It took 80 years of protests and campaigning before women achieved the right to vote in the United States, and it finally happened in 1920. That was less than 100 years ago! Along the way, the anti-suffrage movement used some nasty and ridiculous arguments to deny women the vote, a lot of which is enshrined in printed material, such as political postcards popular in the the early 20th century. June Purvis, a professor of women’s and gender history at the University of Porstmouth, talks about the suffrage movement and the propaganda postcards that flew through the mail.

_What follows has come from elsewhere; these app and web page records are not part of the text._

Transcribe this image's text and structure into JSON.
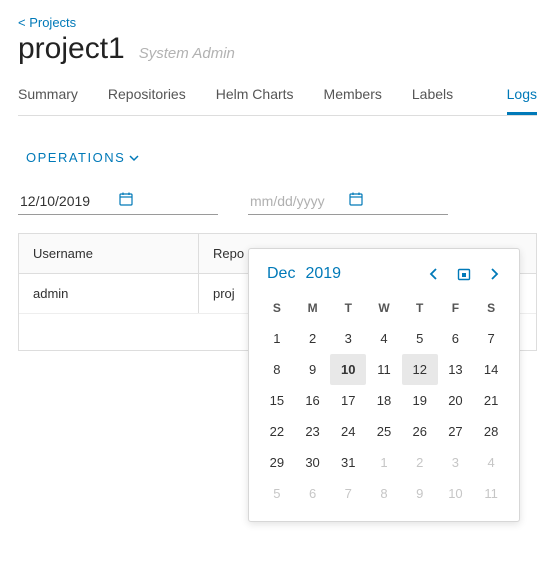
{
  "back_link": "< Projects",
  "title": "project1",
  "subtitle": "System Admin",
  "tabs": [
    {
      "label": "Summary",
      "active": false
    },
    {
      "label": "Repositories",
      "active": false
    },
    {
      "label": "Helm Charts",
      "active": false
    },
    {
      "label": "Members",
      "active": false
    },
    {
      "label": "Labels",
      "active": false
    },
    {
      "label": "Logs",
      "active": true
    }
  ],
  "operations_label": "OPERATIONS",
  "date_from": {
    "value": "12/10/2019"
  },
  "date_to": {
    "value": "",
    "placeholder": "mm/dd/yyyy"
  },
  "table": {
    "headers": {
      "username": "Username",
      "repo": "Repo"
    },
    "rows": [
      {
        "username": "admin",
        "repo": "proj"
      }
    ]
  },
  "picker": {
    "month": "Dec",
    "year": "2019",
    "dow": [
      "S",
      "M",
      "T",
      "W",
      "T",
      "F",
      "S"
    ],
    "weeks": [
      [
        {
          "n": 1
        },
        {
          "n": 2
        },
        {
          "n": 3
        },
        {
          "n": 4
        },
        {
          "n": 5
        },
        {
          "n": 6
        },
        {
          "n": 7
        }
      ],
      [
        {
          "n": 8
        },
        {
          "n": 9
        },
        {
          "n": 10,
          "sel": true
        },
        {
          "n": 11
        },
        {
          "n": 12,
          "hov": true
        },
        {
          "n": 13
        },
        {
          "n": 14
        }
      ],
      [
        {
          "n": 15
        },
        {
          "n": 16
        },
        {
          "n": 17
        },
        {
          "n": 18
        },
        {
          "n": 19
        },
        {
          "n": 20
        },
        {
          "n": 21
        }
      ],
      [
        {
          "n": 22
        },
        {
          "n": 23
        },
        {
          "n": 24
        },
        {
          "n": 25
        },
        {
          "n": 26
        },
        {
          "n": 27
        },
        {
          "n": 28
        }
      ],
      [
        {
          "n": 29
        },
        {
          "n": 30
        },
        {
          "n": 31
        },
        {
          "n": 1,
          "muted": true
        },
        {
          "n": 2,
          "muted": true
        },
        {
          "n": 3,
          "muted": true
        },
        {
          "n": 4,
          "muted": true
        }
      ],
      [
        {
          "n": 5,
          "muted": true
        },
        {
          "n": 6,
          "muted": true
        },
        {
          "n": 7,
          "muted": true
        },
        {
          "n": 8,
          "muted": true
        },
        {
          "n": 9,
          "muted": true
        },
        {
          "n": 10,
          "muted": true
        },
        {
          "n": 11,
          "muted": true
        }
      ]
    ]
  }
}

The messages you find on anti-suffrage postcards from the 1910s are not dissimilar from what you might hear from Rush Limbaugh or Bill O’Reilly today in the 2010s. Suffragettes were drawn as conniving coquettes, ugly, mean spinsters or, worse, ugly, mean wives who left their families helpless as they attended town-hall meetings. Scenes of women politicians showed them hatching diabolical plots to undermine and emasculate men further. In England, particularly offensive cards took sadomasochistic delight in the force-feeding, while sympathetic cards depicted women as beat-up cats, referring to the Cat and Mouse Act.
“Suffragettes were depicted nagging wives, that was a common one, and the wife was always big, and the husband tiny and puny,” Purvis says. “Or they were depicted as very ugly women with big feet, protruding teeth, hair pulled back in a bun, and glasses. They were depicted as quite mannish and unattractive so that no man would want to marry them.”
It is estimated that there were 4500 different anti-suffrage postcard designs! See more and read about the fight for the right to vote -plus how the current political atmosphere recalls those days, at Collector's Weekly. Link